Henry Paulson, the
CEO who likes to portray himself as Wall Street's Mr. Clean, took no bonus in 2003.
But hold the applause. The storied investment bank still saw fit to give Paulson $20.7 million in restricted stock as a reward for his service, according to a regulatory filing.
In 2002, Paulson got a $6.2 million bonus and collected $2.6 million in restricted stock. His base salary remained steady at $600,000 -- a rather modest sum for a Wall Street executive. Goldman's stock rose about 45% to $99 during 2003 -- a period in which the Amex Broker Dealer Index rose about 59%.
Over the past year, Paulson was occasionally portrayed as spearheading opposition to the
New York Stock Exchange's
gaudy $140 million pay package for former Chairman Richard Grasso. He was on the NYSE board when the pay package was approved.

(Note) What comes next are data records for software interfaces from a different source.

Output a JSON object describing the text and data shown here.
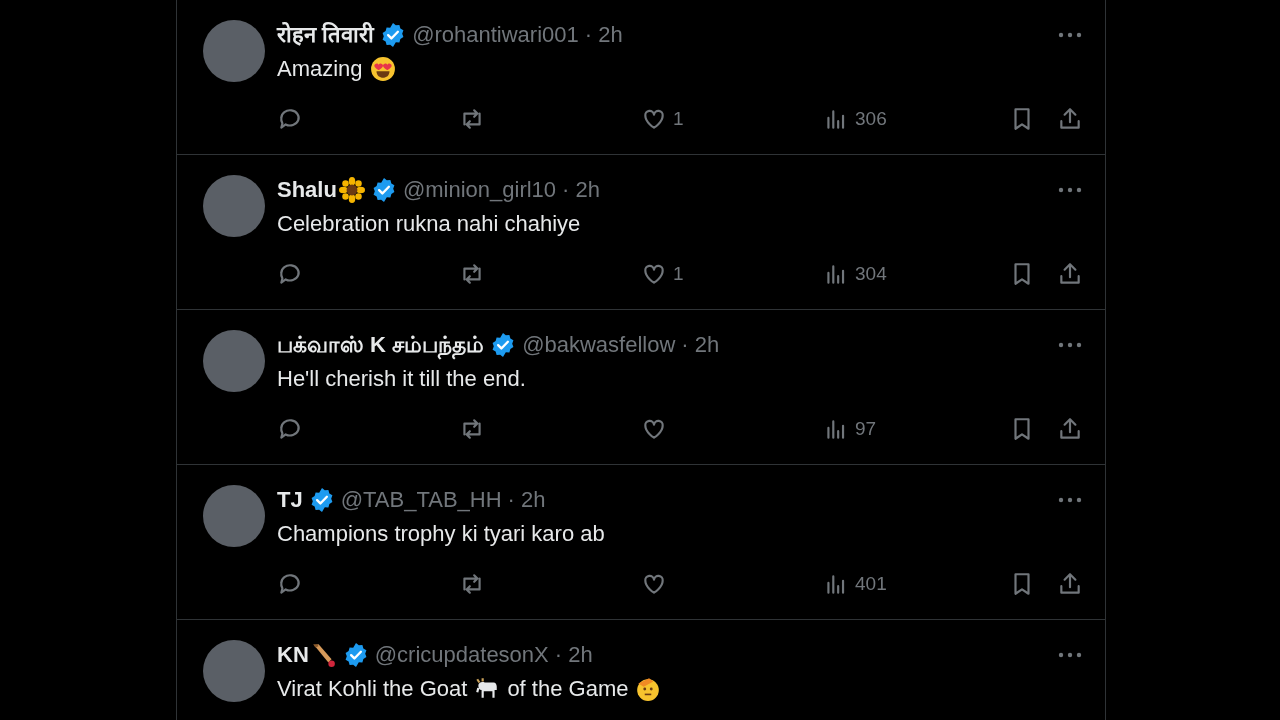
{
  "replies": [
    {
      "name": [
        {
          "kind": "text",
          "text": "रोहन तिवारी"
        }
      ],
      "verified": true,
      "handle": "@rohantiwari001",
      "time": "· 2h",
      "body": [
        {
          "kind": "text",
          "text": "Amazing"
        },
        {
          "kind": "heart-eyes"
        }
      ],
      "actions": {
        "likes": "1",
        "views": "306"
      }
    },
    {
      "name": [
        {
          "kind": "text",
          "text": "Shalu"
        },
        {
          "kind": "sunflower"
        }
      ],
      "verified": true,
      "handle": "@minion_girl10",
      "time": "· 2h",
      "body": [
        {
          "kind": "text",
          "text": "Celebration rukna nahi chahiye"
        }
      ],
      "actions": {
        "likes": "1",
        "views": "304"
      }
    },
    {
      "name": [
        {
          "kind": "text",
          "text": "பக்வாஸ் K சம்பந்தம்"
        }
      ],
      "verified": true,
      "handle": "@bakwasfellow",
      "time": "· 2h",
      "body": [
        {
          "kind": "text",
          "text": "He'll cherish it till the end."
        }
      ],
      "actions": {
        "views": "97"
      }
    },
    {
      "name": [
        {
          "kind": "text",
          "text": "TJ"
        }
      ],
      "verified": true,
      "handle": "@TAB_TAB_HH",
      "time": "· 2h",
      "body": [
        {
          "kind": "text",
          "text": "Champions trophy ki tyari karo ab"
        }
      ],
      "actions": {
        "views": "401"
      }
    },
    {
      "name": [
        {
          "kind": "text",
          "text": "KN"
        },
        {
          "kind": "bat"
        }
      ],
      "verified": true,
      "handle": "@cricupdatesonX",
      "time": "· 2h",
      "body": [
        {
          "kind": "text",
          "text": "Virat Kohli the Goat"
        },
        {
          "kind": "goat"
        },
        {
          "kind": "text",
          "text": "of the Game"
        },
        {
          "kind": "salute"
        }
      ]
    }
  ]
}
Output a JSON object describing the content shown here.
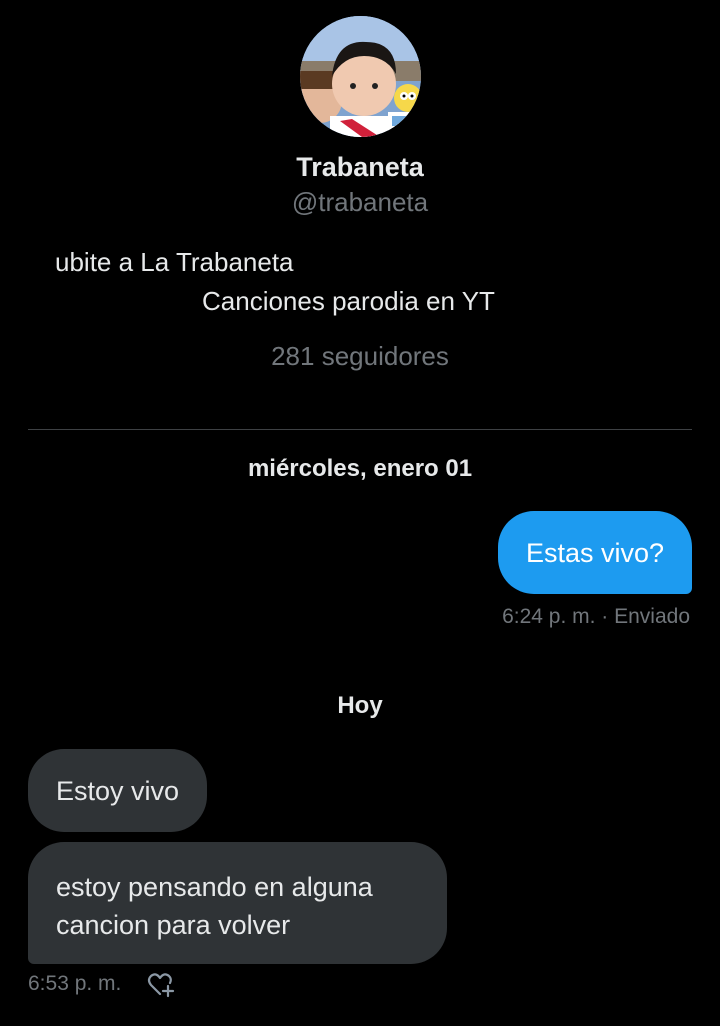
{
  "profile": {
    "name": "Trabaneta",
    "handle": "@trabaneta",
    "bio_line1": "ubite a La Trabaneta",
    "bio_line2": "Canciones parodia en YT",
    "followers": "281 seguidores"
  },
  "conversation": {
    "date_separator_1": "miércoles, enero 01",
    "sent_message": {
      "text": "Estas vivo?",
      "meta": "6:24 p. m. · Enviado"
    },
    "date_separator_2": "Hoy",
    "received_messages": [
      {
        "text": "Estoy vivo"
      },
      {
        "text": "estoy pensando en alguna cancion para volver"
      }
    ],
    "received_meta": "6:53 p. m."
  },
  "colors": {
    "background": "#000000",
    "sent_bubble": "#1d9bf0",
    "received_bubble": "#2f3336",
    "muted_text": "#71767b",
    "primary_text": "#e7e9ea"
  },
  "icons": {
    "reaction": "heart-add-icon"
  }
}
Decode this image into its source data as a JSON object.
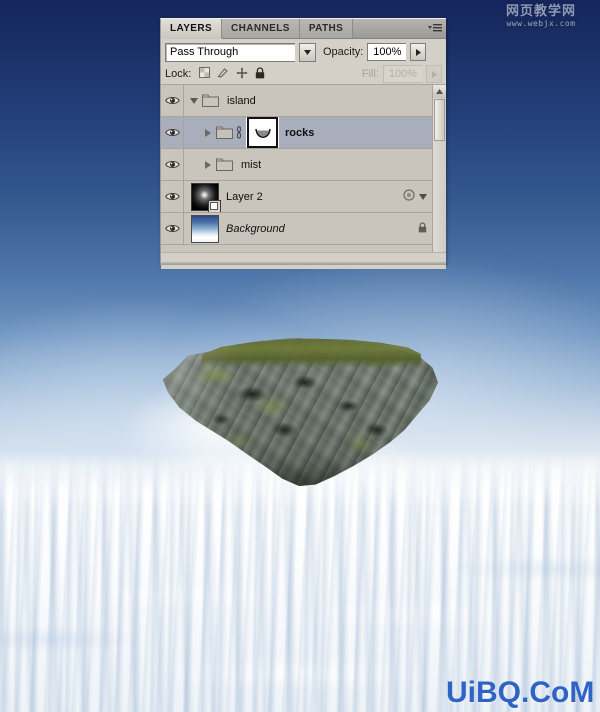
{
  "scene": {
    "description_alt": "Floating rock island above a sea of clouds",
    "sky_top_color": "#14255c",
    "sky_bottom_color": "#ffffff",
    "island_label": "floating-rock-island"
  },
  "watermark_top": {
    "text_cn": "网页教学网",
    "url": "www.webjx.com"
  },
  "watermark_bottom": {
    "text": "UiBQ.CoM",
    "color": "#2f63c4"
  },
  "panel": {
    "tabs": [
      {
        "label": "LAYERS",
        "active": true
      },
      {
        "label": "CHANNELS",
        "active": false
      },
      {
        "label": "PATHS",
        "active": false
      }
    ],
    "menu_icon": "panel-menu-icon",
    "blend_mode": {
      "value": "Pass Through",
      "arrow_icon": "chevron-down-icon"
    },
    "opacity": {
      "label": "Opacity:",
      "value": "100%",
      "arrow_icon": "chevron-right-icon"
    },
    "lock": {
      "label": "Lock:",
      "icons": [
        "lock-transparent-pixels-icon",
        "lock-image-pixels-icon",
        "lock-position-icon",
        "lock-all-icon"
      ]
    },
    "fill": {
      "label": "Fill:",
      "value": "100%",
      "arrow_icon": "chevron-right-icon"
    },
    "layers": [
      {
        "name": "island",
        "type": "group",
        "visible": true,
        "expanded": true,
        "selected": false,
        "indent": 0,
        "style": "normal"
      },
      {
        "name": "rocks",
        "type": "group",
        "visible": true,
        "expanded": false,
        "selected": true,
        "indent": 1,
        "style": "bold",
        "has_link": true,
        "thumbnail": "vector-mask-thumbnail"
      },
      {
        "name": "mist",
        "type": "group",
        "visible": true,
        "expanded": false,
        "selected": false,
        "indent": 1,
        "style": "normal"
      },
      {
        "name": "Layer 2",
        "type": "layer",
        "visible": true,
        "selected": false,
        "indent": 0,
        "style": "normal",
        "thumbnail": "glow-thumbnail",
        "right_icons": [
          "fx-circle-icon",
          "expand-triangle-icon"
        ]
      },
      {
        "name": "Background",
        "type": "layer",
        "visible": true,
        "selected": false,
        "indent": 0,
        "style": "italic",
        "thumbnail": "sky-thumbnail",
        "right_icons": [
          "lock-icon"
        ]
      }
    ],
    "scrollbar": {
      "up_icon": "scroll-up-arrow-icon"
    }
  }
}
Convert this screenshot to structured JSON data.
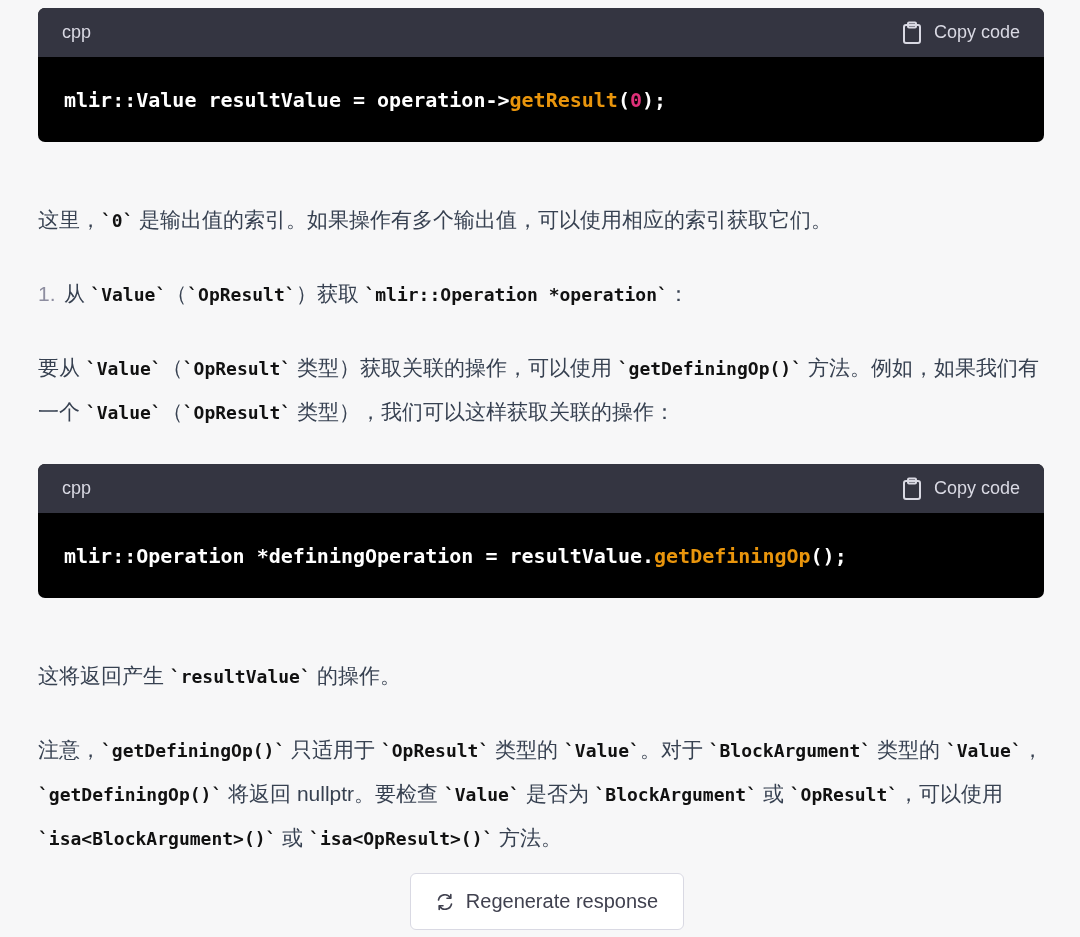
{
  "blocks": [
    {
      "kind": "code",
      "language": "cpp",
      "copy_label": "Copy code",
      "lines": [
        [
          {
            "kind": "plain",
            "text": "mlir::Value resultValue = operation->"
          },
          {
            "kind": "function",
            "text": "getResult"
          },
          {
            "kind": "plain",
            "text": "("
          },
          {
            "kind": "number",
            "text": "0"
          },
          {
            "kind": "plain",
            "text": ");"
          }
        ]
      ]
    },
    {
      "kind": "paragraph",
      "parts": [
        {
          "kind": "text",
          "text": "这里，"
        },
        {
          "kind": "code",
          "text": "`0`"
        },
        {
          "kind": "text",
          "text": " 是输出值的索引。如果操作有多个输出值，可以使用相应的索引获取它们。"
        }
      ]
    },
    {
      "kind": "list_item",
      "number": "1.",
      "parts": [
        {
          "kind": "text",
          "text": "从 "
        },
        {
          "kind": "code",
          "text": "`Value`"
        },
        {
          "kind": "text",
          "text": "（"
        },
        {
          "kind": "code",
          "text": "`OpResult`"
        },
        {
          "kind": "text",
          "text": "）获取 "
        },
        {
          "kind": "code",
          "text": "`mlir::Operation *operation`"
        },
        {
          "kind": "text",
          "text": "："
        }
      ]
    },
    {
      "kind": "paragraph",
      "parts": [
        {
          "kind": "text",
          "text": "要从 "
        },
        {
          "kind": "code",
          "text": "`Value`"
        },
        {
          "kind": "text",
          "text": "（"
        },
        {
          "kind": "code",
          "text": "`OpResult`"
        },
        {
          "kind": "text",
          "text": " 类型）获取关联的操作，可以使用 "
        },
        {
          "kind": "code",
          "text": "`getDefiningOp()`"
        },
        {
          "kind": "text",
          "text": " 方法。例如，如果我们有一个 "
        },
        {
          "kind": "code",
          "text": "`Value`"
        },
        {
          "kind": "text",
          "text": "（"
        },
        {
          "kind": "code",
          "text": "`OpResult`"
        },
        {
          "kind": "text",
          "text": " 类型），我们可以这样获取关联的操作："
        }
      ]
    },
    {
      "kind": "code",
      "language": "cpp",
      "copy_label": "Copy code",
      "lines": [
        [
          {
            "kind": "plain",
            "text": "mlir::Operation *definingOperation = resultValue."
          },
          {
            "kind": "function",
            "text": "getDefiningOp"
          },
          {
            "kind": "plain",
            "text": "();"
          }
        ]
      ]
    },
    {
      "kind": "paragraph",
      "parts": [
        {
          "kind": "text",
          "text": "这将返回产生 "
        },
        {
          "kind": "code",
          "text": "`resultValue`"
        },
        {
          "kind": "text",
          "text": " 的操作。"
        }
      ]
    },
    {
      "kind": "paragraph",
      "parts": [
        {
          "kind": "text",
          "text": "注意，"
        },
        {
          "kind": "code",
          "text": "`getDefiningOp()`"
        },
        {
          "kind": "text",
          "text": " 只适用于 "
        },
        {
          "kind": "code",
          "text": "`OpResult`"
        },
        {
          "kind": "text",
          "text": " 类型的 "
        },
        {
          "kind": "code",
          "text": "`Value`"
        },
        {
          "kind": "text",
          "text": "。对于 "
        },
        {
          "kind": "code",
          "text": "`BlockArgument`"
        },
        {
          "kind": "text",
          "text": " 类型的 "
        },
        {
          "kind": "code",
          "text": "`Value`"
        },
        {
          "kind": "text",
          "text": "，"
        },
        {
          "kind": "code",
          "text": "`getDefiningOp()`"
        },
        {
          "kind": "text",
          "text": " 将返回 nullptr。要检查 "
        },
        {
          "kind": "code",
          "text": "`Value`"
        },
        {
          "kind": "text",
          "text": " 是否为 "
        },
        {
          "kind": "code",
          "text": "`BlockArgument`"
        },
        {
          "kind": "text",
          "text": " 或 "
        },
        {
          "kind": "code",
          "text": "`OpResult`"
        },
        {
          "kind": "text",
          "text": "，可以使用 "
        },
        {
          "kind": "code",
          "text": "`isa<BlockArgument>()`"
        },
        {
          "kind": "text",
          "text": " 或 "
        },
        {
          "kind": "code",
          "text": "`isa<OpResult>()`"
        },
        {
          "kind": "text",
          "text": " 方法。"
        }
      ]
    }
  ],
  "regenerate_button": {
    "label": "Regenerate response"
  }
}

In a speech last November in London, Paulson said excessive executive pay had become a hot-button issue in the U.S.
reported Paulson saying: "I think excessive compensation that doesn't reflect performance and abuses -- certain CEOs selling shares just before their companies had major problems -- went a long way to hit investor confidence."
The regulatory filing revealed that about a quarter of Paulson's restricted stock has already vested, with the remainder vesting by the end of 2006.
Meanwhile, on the regulatory front, Goldman Sachs disclosed that it has tentatively agreed to pay $45.5 million in fines and restitution over its part in the NYSE specialist investigation. The settlement with Goldman's
trading unit is part of over an overall $240 million deal with the Securities and Exchange Commission and four other major specialist firms.
The SEC has yet to formally sign off on the deal, which would resolve allegations that the specialist firms made improper trades that allowed them to profit at the expense of ordinary investors. Specialists are the big trading firms that drive most of the wheeling and dealing in Big Board stocks.
The other specialist firms that are part of the settlement include a division of
Van Der Moolen
, which is partly owned by
LaBranche has said it would pay $63.5 million under the tentative pact. Van Der Moolen, meanwhile, has offered to pay up to $57.7 million.